Communicating with a Japanese can be very frustrating at times. If the rapport hasn’t been developed, they tend to communicate in brief, but meaningful sentences, and a lot of times can be very ambiguous in their answers or wants.
Silence is more integrated in their customs as a form of communication than compared to Western languages. Also, the Japanese tend to be passive resistance. Therefore, it is very important that you understand the Japanese body language. Coupling the knowledge of the Japanese body language with verbal communication will help avoid misunderstandings between you and your Japanese conversationalist.
Ever notice when making eye contact with a Japanese individual, the individual responds by looking away?
Making eye contact is considered rude, leads to uncomfortableness, and can be construed as a sign of aggression. When speaking to or approaching a Japanese individual, make very brief eye contact to signal the individual, but then maintain appropriate eye level, such as the individual’s neck.
A list of the common and not-so-common body gestures used by the Japanese. Learn these to avoid any confusion and awkward looks when communicating with your Japanese coworker, friend, or stranger!
Index finders pointing out from head, like horns.
Asking for forgiveness; Favor, Thanking for a meal
Single clapping of the hands in front of the face.
Open-hand behind the head.
Clenched first in front of face, with pinky-end out front. Refers to the Tengu’s long nose.
Also known as the sesame grinder. Gesture is the motion of using a pestle and mortar. Shape one hand such as if you are holding the mortar. The other hand shaped like you are grasping a pestle. Make circular motions with your pestle hand.
Lick finger, then touch person or object.
Counting (with fingers)
The Japanese finger counting system is opposite of the Western counting system.
1 = thumb finger closed
2 = thumb + index fingers closed

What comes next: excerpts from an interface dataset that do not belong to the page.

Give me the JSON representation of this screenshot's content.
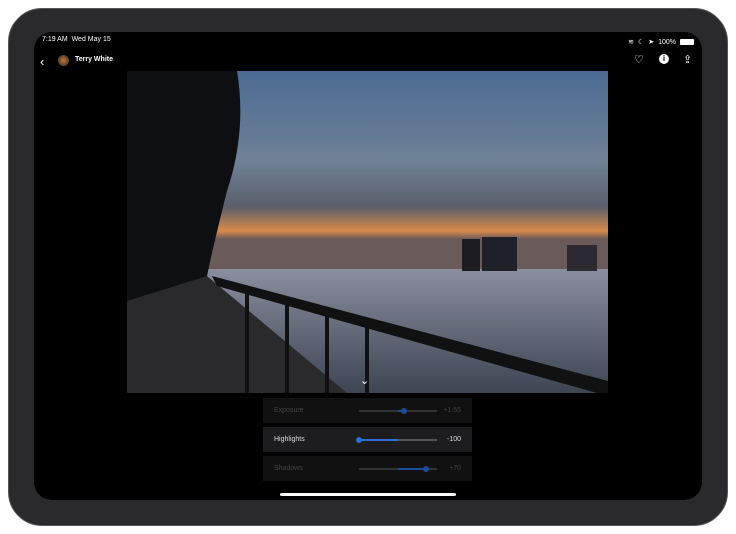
{
  "status": {
    "time": "7:19 AM",
    "date": "Wed May 15",
    "battery": "100%"
  },
  "topbar": {
    "user": "Terry White"
  },
  "sliders": [
    {
      "label": "Exposure",
      "value": "+1.55",
      "position": 0.58,
      "state": "dim"
    },
    {
      "label": "Highlights",
      "value": "-100",
      "position": 0.0,
      "state": "active"
    },
    {
      "label": "Shadows",
      "value": "+70",
      "position": 0.86,
      "state": "dim"
    }
  ],
  "colors": {
    "accent": "#2a6fd6"
  }
}
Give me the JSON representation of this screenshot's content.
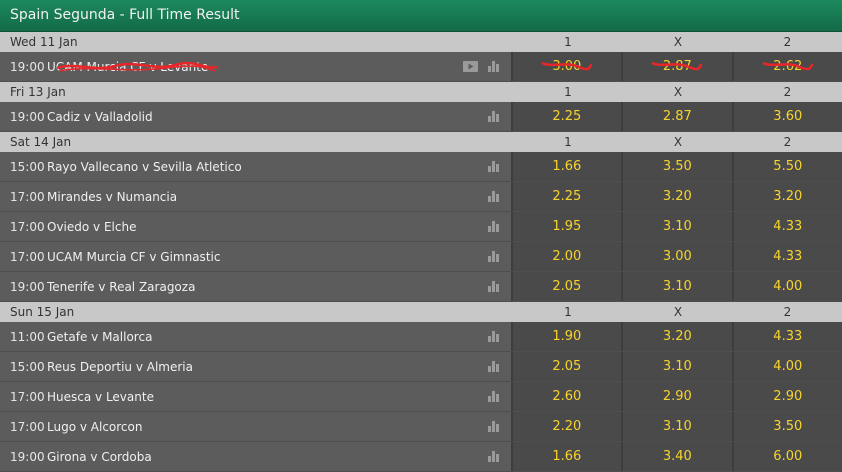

3 = thumb + index + middle fingers closed
4 = thumb + index + middle + ring fingers closed
5 = all fingers closed, clenched fist
Drunk; Lets drink!
Shape thumb and index finger as if holding a small sake cup. Motion cup to mouth as if drinking.
As if your arms are extended out for praying, but with only one arm.
Female; Girlfriend; Wife; Mistress
Japanese equivalent to the Western handshake. Maybe the most important piece of Japanese body language there is.
The lower and longer duration of the bow, the higher degree of respect displayed by the bowee. Vaguely similar to how the firmness of the handshake determines the level of confidence and respect one has for the individual.
Females maintain both arms to the front, with hands on top of legs. Males keep arms to their sides.
Bowing can often be seen done while on the phone.
Hungry; Lets eat!
Index and middle fingers extended outs like chop sticks on one hand. Other hand is shaped like a bowl. Motion chopsticks like you are shoveling food into your mouth.
“I can do it!”; “Challenge Accepted”
Flex arm and place other hand on biceps.
Clashing index fingers.
Hands in pockets.
Mock; Ridicule; Disapproval
Pulling lower eyelid down with pinky and sticking out the tongue.
Thumb and index finger together.
No; “I can’t help you, I don’t speak (language)”
Waving hand back and forth in front of face.
Cross arms as a X in front of you.
Shape arms above your head as a big ‘O’.
Receiving and giving gift
Action is done with both hands on gift and arms extended. Slight head bowing is optional.
Referring to another person; Polite pointing
Open hand with palm facing up, directed to the person of interest.
Referring to one’s self
Point to one’s nose.
Signaling someone to come to you
Wave towards the person with palms facing down.
Success!; Greeting (typically to foreigners)
Wavie hand back and forth in front of face.
Bend index finger, shaped like a hook.
Thinking hard; Disagreement
Folded arms. Context dependent. If eyes are closed, then it is a response that the individual is thinking deeply. If eyes are open and given the context, can also mean the person is disagreeing with you. Can also be considered hostile.
How To Learn Japanese Body Language
Body language isn’t something that you learn overnight. It’s something you’ve been learning your whole entire life. Your body language is your body language, and there’s not much that will change that. If you do, however, want to be more “Japanese” then body language is one of those (important) subtle things you’ll need to change.
Western body language and Japanese body language are quite different. My recommendation would be to start with the smaller more subtle things, or the things that you don’t already have body language for. That way you can work your way up to the things that require big change. Just remember, though, if you put a ton of time (and years) into developing a new body language, then the people in your native country might start thinking you’re a bit weird! So, you gotta balance the good with the bad. There’s definitely some things that stand out more than others between the two cultures, so be a little picky with what you try.
Before you head out, though, check out our Japanese Body Language videos! They’re just like this page but with moving parts.